The citizens of this country have valid reasons to be concerned over indications of poor morale and a deteriorating esprit de corps in the Mumbai Police and the Research & Analysis Wing (R&AW), our external intelligence agency.
2. One may have the best of technical capabilities and unlimited resources, but if the human element responsible for using them effectively is disgruntled and pulling in different directions, our counter-terrorism machinery runs the danger of failing once again as shockingly as it did on 26/11 of last year.
3. Prime Minister Manmohan Singh, Home Minister P.Chidambaram, National Security Adviser M.K.Narayanan and Congress (I) leader Sonia Gandhi show no signs of being the least concerned over the poor state of morale in the Mumbai Police and the R&AW.
4. One does not need to have access to inside information to realise that the staff morale is far from satisfactory in two segments of our counter-terrorism machinery that will have to play an important role in preventing another 26/11.We have had three acts of mass casualty terrorism committed in Mumbai by Pakistan-based terrorists.
5. To prevent another----either in Mumbai or elsewhere--- we need a revamped and rejuvenated police machinery in Mumbai which will act as a team in detecting and neutralising any new conspiracy. The role of the R&AW, which has the task of monitoring the plans and activities of Pakistan's Inter-Services Intelligence (ISI) and its terrorist creations, will be equally important. If the officers of the Mumbai Police and the R&AW are in a disspirited state of mind, the terrorists from Pakistan and their ISI creators will find the road open for a repeat of 26/11.

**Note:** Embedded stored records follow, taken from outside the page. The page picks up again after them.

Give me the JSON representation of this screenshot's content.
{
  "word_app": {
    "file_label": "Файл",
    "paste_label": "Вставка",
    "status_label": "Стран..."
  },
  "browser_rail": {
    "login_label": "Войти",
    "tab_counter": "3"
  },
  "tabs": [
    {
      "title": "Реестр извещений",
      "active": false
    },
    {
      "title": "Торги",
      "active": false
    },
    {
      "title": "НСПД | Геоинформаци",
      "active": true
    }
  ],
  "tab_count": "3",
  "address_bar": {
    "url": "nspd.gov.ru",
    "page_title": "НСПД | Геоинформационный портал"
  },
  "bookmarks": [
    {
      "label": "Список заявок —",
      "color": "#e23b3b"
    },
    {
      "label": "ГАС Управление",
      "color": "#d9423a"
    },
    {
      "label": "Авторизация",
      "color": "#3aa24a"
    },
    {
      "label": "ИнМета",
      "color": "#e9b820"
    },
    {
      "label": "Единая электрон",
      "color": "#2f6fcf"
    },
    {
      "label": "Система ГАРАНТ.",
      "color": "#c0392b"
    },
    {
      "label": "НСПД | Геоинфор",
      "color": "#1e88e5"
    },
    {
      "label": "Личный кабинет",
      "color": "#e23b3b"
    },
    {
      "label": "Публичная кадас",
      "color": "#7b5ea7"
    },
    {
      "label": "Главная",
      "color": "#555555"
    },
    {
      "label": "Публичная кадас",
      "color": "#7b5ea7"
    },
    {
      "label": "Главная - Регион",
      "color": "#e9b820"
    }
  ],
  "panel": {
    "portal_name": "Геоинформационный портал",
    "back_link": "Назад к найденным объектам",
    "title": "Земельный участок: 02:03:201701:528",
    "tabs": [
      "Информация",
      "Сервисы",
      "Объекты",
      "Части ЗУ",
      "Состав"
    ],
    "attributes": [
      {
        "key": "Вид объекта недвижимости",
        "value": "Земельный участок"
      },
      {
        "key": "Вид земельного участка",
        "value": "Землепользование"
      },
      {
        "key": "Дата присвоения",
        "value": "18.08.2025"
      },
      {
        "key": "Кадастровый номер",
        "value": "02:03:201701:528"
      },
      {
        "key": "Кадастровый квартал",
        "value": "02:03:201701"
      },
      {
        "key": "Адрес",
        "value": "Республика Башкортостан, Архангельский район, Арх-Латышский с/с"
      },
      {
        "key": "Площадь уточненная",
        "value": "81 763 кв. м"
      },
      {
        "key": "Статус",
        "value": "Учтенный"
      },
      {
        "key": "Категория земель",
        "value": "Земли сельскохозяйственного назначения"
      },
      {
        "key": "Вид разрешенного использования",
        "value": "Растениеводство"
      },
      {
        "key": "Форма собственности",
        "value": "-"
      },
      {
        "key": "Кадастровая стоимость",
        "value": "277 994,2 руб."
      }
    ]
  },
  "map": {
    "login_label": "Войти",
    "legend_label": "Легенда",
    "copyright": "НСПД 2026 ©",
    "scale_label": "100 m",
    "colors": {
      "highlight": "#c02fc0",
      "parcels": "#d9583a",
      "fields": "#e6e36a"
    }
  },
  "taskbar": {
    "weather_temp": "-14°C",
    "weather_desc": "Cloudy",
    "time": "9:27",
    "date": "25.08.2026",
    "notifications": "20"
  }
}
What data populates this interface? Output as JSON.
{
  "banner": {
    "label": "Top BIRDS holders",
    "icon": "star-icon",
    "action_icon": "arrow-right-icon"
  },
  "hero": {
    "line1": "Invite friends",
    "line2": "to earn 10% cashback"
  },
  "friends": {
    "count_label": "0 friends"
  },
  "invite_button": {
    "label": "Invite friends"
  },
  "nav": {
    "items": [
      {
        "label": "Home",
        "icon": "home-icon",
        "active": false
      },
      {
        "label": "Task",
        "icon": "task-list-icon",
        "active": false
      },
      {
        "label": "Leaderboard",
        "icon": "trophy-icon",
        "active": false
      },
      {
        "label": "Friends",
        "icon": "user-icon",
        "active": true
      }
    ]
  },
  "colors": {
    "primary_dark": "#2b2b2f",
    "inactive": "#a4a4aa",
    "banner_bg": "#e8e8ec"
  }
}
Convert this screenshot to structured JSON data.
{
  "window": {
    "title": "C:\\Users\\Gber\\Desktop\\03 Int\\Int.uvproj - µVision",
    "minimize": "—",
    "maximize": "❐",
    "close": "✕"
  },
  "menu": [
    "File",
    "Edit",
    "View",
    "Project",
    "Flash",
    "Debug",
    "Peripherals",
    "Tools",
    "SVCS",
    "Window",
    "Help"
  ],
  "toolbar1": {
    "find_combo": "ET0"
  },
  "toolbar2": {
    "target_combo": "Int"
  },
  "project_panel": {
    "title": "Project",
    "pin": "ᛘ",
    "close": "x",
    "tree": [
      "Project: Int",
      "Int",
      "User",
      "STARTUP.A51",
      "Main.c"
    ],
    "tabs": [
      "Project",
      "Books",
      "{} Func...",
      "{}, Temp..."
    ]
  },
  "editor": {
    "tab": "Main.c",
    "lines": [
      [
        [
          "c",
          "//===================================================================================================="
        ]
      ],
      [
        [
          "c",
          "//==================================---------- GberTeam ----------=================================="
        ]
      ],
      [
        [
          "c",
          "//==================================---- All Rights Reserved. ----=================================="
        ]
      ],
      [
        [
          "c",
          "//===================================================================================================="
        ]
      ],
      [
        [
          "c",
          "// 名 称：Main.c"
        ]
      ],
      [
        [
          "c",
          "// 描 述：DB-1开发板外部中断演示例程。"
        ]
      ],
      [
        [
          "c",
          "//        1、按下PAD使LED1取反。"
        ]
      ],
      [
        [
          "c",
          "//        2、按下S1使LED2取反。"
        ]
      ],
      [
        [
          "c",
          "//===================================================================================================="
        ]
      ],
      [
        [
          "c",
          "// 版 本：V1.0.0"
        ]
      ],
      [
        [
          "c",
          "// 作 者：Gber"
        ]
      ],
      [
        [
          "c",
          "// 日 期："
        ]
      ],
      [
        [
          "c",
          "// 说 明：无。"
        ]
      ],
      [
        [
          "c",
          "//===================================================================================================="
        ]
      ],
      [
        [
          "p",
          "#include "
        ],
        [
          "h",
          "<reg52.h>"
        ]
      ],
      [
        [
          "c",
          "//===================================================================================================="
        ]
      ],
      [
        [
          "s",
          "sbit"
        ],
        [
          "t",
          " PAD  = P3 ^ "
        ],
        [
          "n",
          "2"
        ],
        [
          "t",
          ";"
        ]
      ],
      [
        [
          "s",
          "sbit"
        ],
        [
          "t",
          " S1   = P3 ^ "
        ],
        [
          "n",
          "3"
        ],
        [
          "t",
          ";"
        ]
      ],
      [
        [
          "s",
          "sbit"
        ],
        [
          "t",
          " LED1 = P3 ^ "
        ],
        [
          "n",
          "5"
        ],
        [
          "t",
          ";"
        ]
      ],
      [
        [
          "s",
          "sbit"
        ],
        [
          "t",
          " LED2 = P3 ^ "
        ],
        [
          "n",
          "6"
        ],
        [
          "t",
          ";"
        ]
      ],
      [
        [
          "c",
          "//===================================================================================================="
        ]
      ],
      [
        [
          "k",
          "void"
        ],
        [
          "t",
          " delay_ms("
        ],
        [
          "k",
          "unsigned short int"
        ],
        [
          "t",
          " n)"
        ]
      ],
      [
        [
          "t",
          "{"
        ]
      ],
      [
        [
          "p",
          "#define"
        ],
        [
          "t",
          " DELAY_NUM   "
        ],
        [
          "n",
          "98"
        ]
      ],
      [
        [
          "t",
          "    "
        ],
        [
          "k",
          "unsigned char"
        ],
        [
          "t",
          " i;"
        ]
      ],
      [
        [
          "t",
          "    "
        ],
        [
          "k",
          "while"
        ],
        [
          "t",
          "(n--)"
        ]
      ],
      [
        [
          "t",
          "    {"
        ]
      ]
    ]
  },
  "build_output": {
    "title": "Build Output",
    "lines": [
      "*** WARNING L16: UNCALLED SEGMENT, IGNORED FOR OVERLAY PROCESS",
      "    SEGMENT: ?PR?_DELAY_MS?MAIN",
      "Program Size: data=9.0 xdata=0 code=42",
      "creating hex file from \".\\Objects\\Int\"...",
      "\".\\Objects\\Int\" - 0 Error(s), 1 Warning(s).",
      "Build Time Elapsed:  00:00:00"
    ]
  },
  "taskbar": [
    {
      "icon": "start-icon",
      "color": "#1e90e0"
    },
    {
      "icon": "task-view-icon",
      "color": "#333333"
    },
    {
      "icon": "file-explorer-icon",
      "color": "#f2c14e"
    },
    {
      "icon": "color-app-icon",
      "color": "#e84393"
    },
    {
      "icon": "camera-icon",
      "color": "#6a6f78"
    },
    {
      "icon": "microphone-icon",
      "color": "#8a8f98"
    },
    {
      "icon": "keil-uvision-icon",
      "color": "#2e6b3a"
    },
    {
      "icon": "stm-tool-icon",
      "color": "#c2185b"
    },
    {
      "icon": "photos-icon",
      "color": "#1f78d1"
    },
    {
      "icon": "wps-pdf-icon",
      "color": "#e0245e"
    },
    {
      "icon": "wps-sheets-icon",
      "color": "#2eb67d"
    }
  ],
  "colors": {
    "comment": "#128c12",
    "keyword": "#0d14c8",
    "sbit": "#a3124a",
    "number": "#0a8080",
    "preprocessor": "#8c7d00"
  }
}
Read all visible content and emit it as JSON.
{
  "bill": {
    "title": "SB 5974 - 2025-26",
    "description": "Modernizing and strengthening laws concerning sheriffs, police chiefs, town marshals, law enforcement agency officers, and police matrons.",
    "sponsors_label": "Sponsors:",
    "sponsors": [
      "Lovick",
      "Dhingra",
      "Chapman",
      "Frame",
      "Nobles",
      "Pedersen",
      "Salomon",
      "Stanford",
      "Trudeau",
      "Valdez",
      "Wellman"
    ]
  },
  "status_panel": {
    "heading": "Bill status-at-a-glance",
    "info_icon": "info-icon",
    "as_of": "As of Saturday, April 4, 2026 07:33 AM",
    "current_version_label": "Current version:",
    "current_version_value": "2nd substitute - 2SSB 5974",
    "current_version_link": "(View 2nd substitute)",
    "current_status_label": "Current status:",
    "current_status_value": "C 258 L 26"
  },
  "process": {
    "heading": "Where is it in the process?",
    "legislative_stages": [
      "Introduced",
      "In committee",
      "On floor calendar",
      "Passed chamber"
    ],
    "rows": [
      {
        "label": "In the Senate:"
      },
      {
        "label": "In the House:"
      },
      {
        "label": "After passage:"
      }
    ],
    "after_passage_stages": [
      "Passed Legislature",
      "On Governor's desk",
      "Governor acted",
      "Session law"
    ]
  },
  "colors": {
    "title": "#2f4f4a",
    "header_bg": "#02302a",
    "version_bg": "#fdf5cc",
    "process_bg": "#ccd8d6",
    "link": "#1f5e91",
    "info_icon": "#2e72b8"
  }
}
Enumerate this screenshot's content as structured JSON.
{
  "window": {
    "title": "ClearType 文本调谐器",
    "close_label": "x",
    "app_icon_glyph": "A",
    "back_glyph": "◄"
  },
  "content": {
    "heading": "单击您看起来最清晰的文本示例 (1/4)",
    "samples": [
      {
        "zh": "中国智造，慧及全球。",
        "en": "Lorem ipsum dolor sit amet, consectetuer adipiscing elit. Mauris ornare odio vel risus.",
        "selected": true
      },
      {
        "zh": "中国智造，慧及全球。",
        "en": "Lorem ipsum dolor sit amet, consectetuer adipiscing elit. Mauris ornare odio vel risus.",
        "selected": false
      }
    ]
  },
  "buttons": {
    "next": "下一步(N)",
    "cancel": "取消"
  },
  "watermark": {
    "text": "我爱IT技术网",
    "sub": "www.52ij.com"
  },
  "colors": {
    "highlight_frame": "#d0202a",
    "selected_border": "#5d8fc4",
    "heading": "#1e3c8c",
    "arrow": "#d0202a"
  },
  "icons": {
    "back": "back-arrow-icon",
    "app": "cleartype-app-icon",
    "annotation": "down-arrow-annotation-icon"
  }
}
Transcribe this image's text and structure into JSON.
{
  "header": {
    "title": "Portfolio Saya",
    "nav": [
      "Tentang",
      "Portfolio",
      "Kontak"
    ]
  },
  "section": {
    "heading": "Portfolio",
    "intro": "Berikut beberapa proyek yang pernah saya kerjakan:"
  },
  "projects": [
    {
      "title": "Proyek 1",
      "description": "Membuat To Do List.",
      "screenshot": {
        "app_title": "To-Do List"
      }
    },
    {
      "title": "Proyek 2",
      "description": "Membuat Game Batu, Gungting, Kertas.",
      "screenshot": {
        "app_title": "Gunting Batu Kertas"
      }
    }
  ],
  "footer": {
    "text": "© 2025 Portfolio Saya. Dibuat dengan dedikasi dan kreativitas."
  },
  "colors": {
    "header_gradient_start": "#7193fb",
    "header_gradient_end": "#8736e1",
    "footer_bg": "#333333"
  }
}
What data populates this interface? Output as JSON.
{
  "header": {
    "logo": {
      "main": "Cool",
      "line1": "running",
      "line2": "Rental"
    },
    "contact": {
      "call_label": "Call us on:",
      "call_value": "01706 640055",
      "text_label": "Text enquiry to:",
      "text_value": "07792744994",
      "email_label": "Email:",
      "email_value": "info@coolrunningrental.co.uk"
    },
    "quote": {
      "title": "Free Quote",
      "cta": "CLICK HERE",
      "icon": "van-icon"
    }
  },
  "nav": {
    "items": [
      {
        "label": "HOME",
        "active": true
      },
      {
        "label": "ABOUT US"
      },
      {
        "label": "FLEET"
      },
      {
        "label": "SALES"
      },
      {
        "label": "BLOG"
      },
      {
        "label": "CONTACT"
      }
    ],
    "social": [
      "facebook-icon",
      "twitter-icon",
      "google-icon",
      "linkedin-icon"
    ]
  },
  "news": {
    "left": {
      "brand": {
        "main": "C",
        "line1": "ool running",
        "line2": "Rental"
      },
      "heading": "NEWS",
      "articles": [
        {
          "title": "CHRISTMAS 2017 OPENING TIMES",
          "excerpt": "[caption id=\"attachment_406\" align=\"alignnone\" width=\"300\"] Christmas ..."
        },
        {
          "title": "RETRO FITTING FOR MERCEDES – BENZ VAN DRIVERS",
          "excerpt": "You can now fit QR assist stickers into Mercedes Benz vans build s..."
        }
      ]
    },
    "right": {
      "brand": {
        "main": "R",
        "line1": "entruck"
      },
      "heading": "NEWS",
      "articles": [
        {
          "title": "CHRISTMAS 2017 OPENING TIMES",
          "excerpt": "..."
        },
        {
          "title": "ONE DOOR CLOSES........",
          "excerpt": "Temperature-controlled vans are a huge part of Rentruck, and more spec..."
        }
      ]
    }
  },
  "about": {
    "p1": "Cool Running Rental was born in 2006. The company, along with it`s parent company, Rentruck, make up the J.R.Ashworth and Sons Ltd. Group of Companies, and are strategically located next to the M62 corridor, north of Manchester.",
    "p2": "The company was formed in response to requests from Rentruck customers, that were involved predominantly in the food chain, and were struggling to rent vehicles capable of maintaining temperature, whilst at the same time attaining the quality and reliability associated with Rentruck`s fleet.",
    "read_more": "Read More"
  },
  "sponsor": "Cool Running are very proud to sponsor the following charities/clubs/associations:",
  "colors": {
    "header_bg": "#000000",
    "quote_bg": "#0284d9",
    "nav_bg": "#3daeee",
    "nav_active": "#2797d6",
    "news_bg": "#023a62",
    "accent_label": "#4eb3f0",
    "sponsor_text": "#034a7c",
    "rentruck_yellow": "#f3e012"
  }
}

6. One has to only read carefully the reports appearing with disturbing frequency in the media to realise that the morale of the human element is in a poor shape. When morale and esprit de corps are poor, the human elements in the counter-terrorism machinery spend their time more in countering each other through the medium of an obliging media than in countering the terrorists.
7. The stories that some senior officers of the Mumbai Police are disseminating about each other and the serious allegations that they are making against each other do not speak of a happy, contented and energetic officer cadre on the go against the terrorists. They speak of the worrisome state of inter-personal relations among sections of the senior officers.
8.If inter-personal tensions are the cause of the poor morale in the Mumbai police, inter-service tensions are the cause of the malaise in the R&AW. When Indira Gandhi created the R&AW in September 1968, she had desired that it should not be a carbon copy of the Intelligence Bureau dominated by police officers. It was her wish that the new organisation should recruit its officers from a much wider reservoir in the open market.
9. After a little more than 30 years, those who entered the officer cadre of the organisation from the open market have reached senior levels and rightly aspire to become the head of the organisation. It is a legitimate aspiration. Some of the reported decisions regarding promotions at senior levels have rightly or wrongly created an impression that an attempt is being made to deny them a chance to occupy the chair of the head of the organisation.
10. The Special Task Force For the Revamping of the Intelligence Apparatus headed by G.C.Saxena, former head of the R&AW, had in 2000 recommended that we should study and adopt the good prctices of the concept of the intelligence community as it has evolved over the years in the US. This concept looks upon all the intelligence agencies as constituting a single community and all decisions--- whether in resect of human or material resources---- are required to be taken in the over-all interest of the community and the nation as a whole instead of in the interest of any individual agency of the community.
11. This recommendation was accepted by the Government, but there appears to have been foot-dragging in its implementation. Had the intelligence community concept been followed in decision-making, the kind of inter-service tensions that one finds in the R&AW now might not have been there.
12. The Prime Minister has an important role in the maintenance of morale and efficiency in the intelligence community similar to the role played by the US President. He should personally look into the reasons for the poor morale not only in the R&AW, but also in the Mumbai Police and address them in order to promote team work in our counter-terrorism machinery. ( 26-11-09)
( The writer is Additional Secretary (retd), Cabinetr Secretariat, Govt. of India, New Delhi, and, presently, Director, Institute For Topical Studies, Chennai. E-mail: firstname.lastname@example.org )